This text is drawn from the introductory pages of Speaking Out on Human Rights: Debating Canada’s Human Rights System (McGill-Queen’s University Press, 2014). 

There is a broad consensus in Canada when it comes to human rights. Between 2010 and 2012, Focus Canada surveys showed that more than 70 percent of respondents considered the Canadian Charter of Rights and Freedoms to be an important symbol of Canadian...

Read more »

Humanities and social science research is crucial to our understanding of the changing workplace

Jean-Marc Mangin, Executive Director, Federation for the Humanities and Social Sciences

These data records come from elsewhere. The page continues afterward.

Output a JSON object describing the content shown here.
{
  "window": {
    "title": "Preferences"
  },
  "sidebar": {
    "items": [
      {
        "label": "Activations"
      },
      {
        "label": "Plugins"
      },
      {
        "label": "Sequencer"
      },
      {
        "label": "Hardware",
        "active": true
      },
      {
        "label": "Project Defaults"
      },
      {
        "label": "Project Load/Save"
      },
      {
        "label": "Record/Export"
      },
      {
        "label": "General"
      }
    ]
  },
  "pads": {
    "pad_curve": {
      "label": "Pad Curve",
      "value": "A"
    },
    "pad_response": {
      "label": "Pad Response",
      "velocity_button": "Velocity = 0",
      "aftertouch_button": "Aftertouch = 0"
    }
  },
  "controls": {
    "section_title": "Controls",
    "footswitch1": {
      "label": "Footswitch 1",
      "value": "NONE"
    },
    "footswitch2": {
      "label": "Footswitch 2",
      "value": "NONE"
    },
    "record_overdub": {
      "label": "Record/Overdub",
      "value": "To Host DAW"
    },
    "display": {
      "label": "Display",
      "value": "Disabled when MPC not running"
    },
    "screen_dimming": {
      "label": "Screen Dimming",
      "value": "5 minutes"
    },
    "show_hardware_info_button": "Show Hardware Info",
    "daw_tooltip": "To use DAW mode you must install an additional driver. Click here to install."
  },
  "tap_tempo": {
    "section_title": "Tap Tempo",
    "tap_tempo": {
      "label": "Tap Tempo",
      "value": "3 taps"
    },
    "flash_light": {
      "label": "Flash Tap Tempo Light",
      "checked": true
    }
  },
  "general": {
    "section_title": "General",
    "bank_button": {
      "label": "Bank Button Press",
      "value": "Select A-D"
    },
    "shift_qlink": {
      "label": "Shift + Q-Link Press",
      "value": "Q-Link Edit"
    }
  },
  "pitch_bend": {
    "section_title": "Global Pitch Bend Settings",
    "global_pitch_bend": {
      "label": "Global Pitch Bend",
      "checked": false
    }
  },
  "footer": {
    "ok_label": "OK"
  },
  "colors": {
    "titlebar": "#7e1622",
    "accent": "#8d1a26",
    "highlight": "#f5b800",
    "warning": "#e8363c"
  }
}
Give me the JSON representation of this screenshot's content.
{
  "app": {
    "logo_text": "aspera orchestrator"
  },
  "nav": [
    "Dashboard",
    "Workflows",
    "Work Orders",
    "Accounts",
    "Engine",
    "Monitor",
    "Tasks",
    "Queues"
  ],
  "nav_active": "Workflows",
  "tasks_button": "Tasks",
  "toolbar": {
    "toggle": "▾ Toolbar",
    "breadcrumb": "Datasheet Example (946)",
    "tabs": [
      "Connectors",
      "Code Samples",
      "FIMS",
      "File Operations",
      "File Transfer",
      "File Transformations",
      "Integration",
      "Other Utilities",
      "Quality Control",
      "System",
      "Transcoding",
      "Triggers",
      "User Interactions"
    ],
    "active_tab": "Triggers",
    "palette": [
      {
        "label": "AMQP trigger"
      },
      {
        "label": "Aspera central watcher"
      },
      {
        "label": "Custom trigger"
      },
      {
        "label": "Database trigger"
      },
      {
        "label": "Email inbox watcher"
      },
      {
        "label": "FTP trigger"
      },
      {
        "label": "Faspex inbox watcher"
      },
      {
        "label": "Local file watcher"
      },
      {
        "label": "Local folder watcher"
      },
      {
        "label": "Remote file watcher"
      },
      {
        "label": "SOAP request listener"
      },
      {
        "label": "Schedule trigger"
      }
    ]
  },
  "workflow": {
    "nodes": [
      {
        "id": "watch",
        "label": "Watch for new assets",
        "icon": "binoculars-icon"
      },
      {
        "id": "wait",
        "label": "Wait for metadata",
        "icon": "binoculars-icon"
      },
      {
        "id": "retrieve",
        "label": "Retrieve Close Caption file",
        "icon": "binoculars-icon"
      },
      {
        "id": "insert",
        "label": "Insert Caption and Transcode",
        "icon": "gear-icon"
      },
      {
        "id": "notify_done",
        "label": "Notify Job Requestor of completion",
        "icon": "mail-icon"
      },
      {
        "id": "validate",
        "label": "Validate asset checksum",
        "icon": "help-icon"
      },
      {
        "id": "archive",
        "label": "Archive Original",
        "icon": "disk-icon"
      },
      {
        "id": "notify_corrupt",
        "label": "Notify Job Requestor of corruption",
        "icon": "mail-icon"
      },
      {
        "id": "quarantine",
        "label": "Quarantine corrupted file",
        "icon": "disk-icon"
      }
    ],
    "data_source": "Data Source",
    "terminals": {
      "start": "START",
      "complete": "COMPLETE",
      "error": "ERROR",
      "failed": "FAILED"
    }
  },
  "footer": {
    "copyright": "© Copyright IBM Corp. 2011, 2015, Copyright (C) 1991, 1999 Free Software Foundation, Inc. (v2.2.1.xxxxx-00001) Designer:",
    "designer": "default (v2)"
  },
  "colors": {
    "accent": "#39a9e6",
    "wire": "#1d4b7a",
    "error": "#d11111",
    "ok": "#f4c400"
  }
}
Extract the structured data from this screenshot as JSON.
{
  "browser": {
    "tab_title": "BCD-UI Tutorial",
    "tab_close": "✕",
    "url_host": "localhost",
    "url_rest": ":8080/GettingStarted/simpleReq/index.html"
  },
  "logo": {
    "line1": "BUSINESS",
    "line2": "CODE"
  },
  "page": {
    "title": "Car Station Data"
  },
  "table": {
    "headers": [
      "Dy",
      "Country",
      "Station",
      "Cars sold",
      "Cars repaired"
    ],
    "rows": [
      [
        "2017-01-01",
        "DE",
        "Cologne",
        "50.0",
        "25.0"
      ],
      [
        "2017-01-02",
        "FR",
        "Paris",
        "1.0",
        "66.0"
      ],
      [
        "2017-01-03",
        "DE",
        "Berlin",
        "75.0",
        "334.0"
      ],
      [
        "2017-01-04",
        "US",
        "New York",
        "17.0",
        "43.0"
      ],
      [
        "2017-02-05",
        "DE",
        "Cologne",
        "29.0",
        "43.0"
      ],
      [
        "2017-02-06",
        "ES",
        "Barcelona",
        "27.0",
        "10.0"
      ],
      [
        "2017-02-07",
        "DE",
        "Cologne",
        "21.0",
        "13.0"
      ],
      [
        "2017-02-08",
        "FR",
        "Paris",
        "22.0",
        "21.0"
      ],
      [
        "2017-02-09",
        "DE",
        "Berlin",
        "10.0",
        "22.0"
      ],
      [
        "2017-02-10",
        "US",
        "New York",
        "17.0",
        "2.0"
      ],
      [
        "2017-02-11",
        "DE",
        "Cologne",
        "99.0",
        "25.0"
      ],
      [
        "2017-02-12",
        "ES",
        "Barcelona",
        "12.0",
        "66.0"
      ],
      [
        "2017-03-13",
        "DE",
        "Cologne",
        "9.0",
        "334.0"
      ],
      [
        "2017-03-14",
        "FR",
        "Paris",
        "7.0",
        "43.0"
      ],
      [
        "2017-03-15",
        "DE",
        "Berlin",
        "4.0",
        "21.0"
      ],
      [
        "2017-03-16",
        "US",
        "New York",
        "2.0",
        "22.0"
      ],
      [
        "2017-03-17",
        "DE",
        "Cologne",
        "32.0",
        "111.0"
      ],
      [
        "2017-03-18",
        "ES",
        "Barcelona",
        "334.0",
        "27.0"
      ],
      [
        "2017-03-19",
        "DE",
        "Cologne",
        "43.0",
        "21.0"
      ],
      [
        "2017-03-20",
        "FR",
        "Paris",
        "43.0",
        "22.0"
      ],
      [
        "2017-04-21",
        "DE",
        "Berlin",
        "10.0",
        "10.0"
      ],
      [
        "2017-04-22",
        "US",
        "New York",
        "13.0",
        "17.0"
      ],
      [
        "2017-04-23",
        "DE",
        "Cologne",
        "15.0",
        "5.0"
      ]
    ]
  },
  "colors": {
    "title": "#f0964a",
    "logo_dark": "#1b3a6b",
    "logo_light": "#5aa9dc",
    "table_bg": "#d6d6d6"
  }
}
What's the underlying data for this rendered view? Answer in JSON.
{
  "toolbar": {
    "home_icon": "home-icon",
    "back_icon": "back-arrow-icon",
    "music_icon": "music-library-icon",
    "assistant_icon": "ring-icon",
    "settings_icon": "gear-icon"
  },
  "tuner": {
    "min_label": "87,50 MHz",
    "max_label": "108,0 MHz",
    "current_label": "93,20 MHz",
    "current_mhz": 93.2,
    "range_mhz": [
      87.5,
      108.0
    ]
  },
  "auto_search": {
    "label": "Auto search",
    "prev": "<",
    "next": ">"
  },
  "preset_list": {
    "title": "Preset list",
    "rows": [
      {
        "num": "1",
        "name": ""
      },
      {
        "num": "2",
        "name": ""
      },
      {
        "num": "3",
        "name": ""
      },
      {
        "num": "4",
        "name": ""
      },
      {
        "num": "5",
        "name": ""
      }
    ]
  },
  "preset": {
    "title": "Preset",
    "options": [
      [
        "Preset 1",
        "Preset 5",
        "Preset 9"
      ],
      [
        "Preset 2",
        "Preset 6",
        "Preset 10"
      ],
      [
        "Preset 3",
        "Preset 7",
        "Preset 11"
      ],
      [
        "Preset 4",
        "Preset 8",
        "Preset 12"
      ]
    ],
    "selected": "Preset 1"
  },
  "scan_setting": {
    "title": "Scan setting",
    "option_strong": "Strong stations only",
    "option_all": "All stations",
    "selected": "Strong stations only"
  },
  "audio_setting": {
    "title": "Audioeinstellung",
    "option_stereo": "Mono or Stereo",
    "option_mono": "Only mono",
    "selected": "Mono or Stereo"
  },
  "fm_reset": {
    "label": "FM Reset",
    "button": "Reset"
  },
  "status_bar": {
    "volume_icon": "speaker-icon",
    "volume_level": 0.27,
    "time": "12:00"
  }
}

In her recent op-ed for The Globe and Mail, Federation President and McGill Professor Antonia Maioni rightly asks why women, who have outnumbered men at universities for years, remain underrepresented in leadership positions in the workplace. Behind these numbers, suggests Maioni, is a larger picture of evolving notions of work-life balance spearheaded by women who are successfully negotiating a happier (and healthier) model of work. This allows them to fulfill...

Read more »

SSH News: Globe and Mail op-ed by Antonia Maioni, maximizing policy impact of research, student program choice, and other news

Globe and Mail op-ed by Antonia Maioni

A new op-ed by Federation President Antonia Maioni has appeared in The Globe and Mail. Maioni looks at the numbers of women in professional leadership positions and asks why women are underrepresented. Behind these numbers, suggests Maioni, is a larger picture of evolving notions of work-life balance spearheaded by women who are successfully negotiating a happy (and healthy) model of work.

Government of Canada invests $118m to support next generation of research talent

The Honourable...

Read more »

SSH News: Academics respond to Ottawa attack, Open Access Week, First Nations children

A day after the gun attack in Ottawa, the debate has started over how Canada should respond. Among these are the voices of academics. Wesley Wark, professor at the Graduate School of Public and International Affairs at the University of Ottawa, urges Canadians in his Globe and Mail op-ed to be resilient, and ensure that our democratic society does not get “bent out of shape” by recent events. Le Devoir interviewed Criminology professor Maurice Cusson, who reminds us that homicide claims far more victims annually in Canada...

Read more »

Pages